Publicist
09-06-2006, 08:03 PM
Okay, but what, specifically, do you DO for the client so that the public's attention is drawn to it? I went to your site and you list a bunch of self-published books. What are you doing for those authors that they can't do for themselves?

I think I already answered that. Everything that I mentioned for my work. The list is not inclusive, by the way. As each book is different, each one will have different ways of promotion, although of course, the basics are there.

Can people promote their own work? Of course - just like you don't need a lawyer to launch a lawsuit. Some people prefer to do it on their own and some people prefer to hire someone to do it.

Some authors don't have the time to do it themselves. They may have a job that they can't give up. Some don't like or don't feel comfortable with engaging in marketing / promotional work.

Ultimately, the best person to decide what they want or need is the author themself.

And by the way, to answer Lloyd's question about sales, coming along nicely and increasing.

Lauri B
09-06-2006, 08:13 PM
I guess what I'm asking for is a specific example of a Book--say Book X. Book X is about (fill in blank here), and this is what my company did: X, Y, and Z. Here were the results: the author of Book X was featured on x number of major talk radio shows, had x number drive-time radio interviews in major markets, had her book reviewed in x number of daily newspapers.

That's what I'm looking for.
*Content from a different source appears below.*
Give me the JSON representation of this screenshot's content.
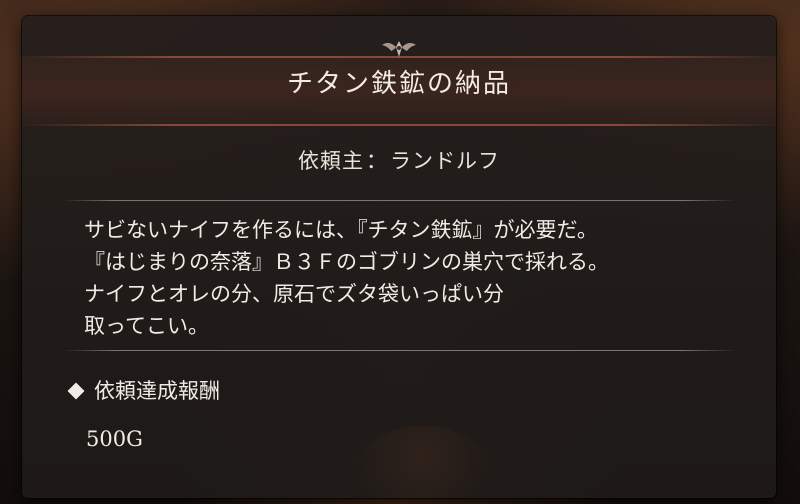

I am the marketing director of a publisher, and I can absolutely provide the information above for every title we publish. Of course you aren't responsible for tracking sales figures; no publicist is. But if you're selling your services as a way for self-published authors to get the public to notice them, you absolutely should be able to quantify the efforts you have made and provide a detailed list of the results from them.

Publicist
09-11-2006, 06:47 PM
Yes, of course we keep detailed records of contacts made, feedback and results for each client. This information is available to the client.

Lauri B
09-11-2006, 09:47 PM
But as most publicists in ANY industry will tell you, publicity sells. So why not tell us what success you have had for your clients? I'm a little confused by your coyness regarding this. I've never met a publicist or marketing person who wasn't thrilled to be able to crow about publicity successes to anyone who would listen. Tell you what: I'll trade, tit for tat. I got reviews of our books in the New York Times Book Review this summer. How about you?

LloydBrown
10-15-2006, 12:57 AM
And the silence should tell you everything you need to know. Next!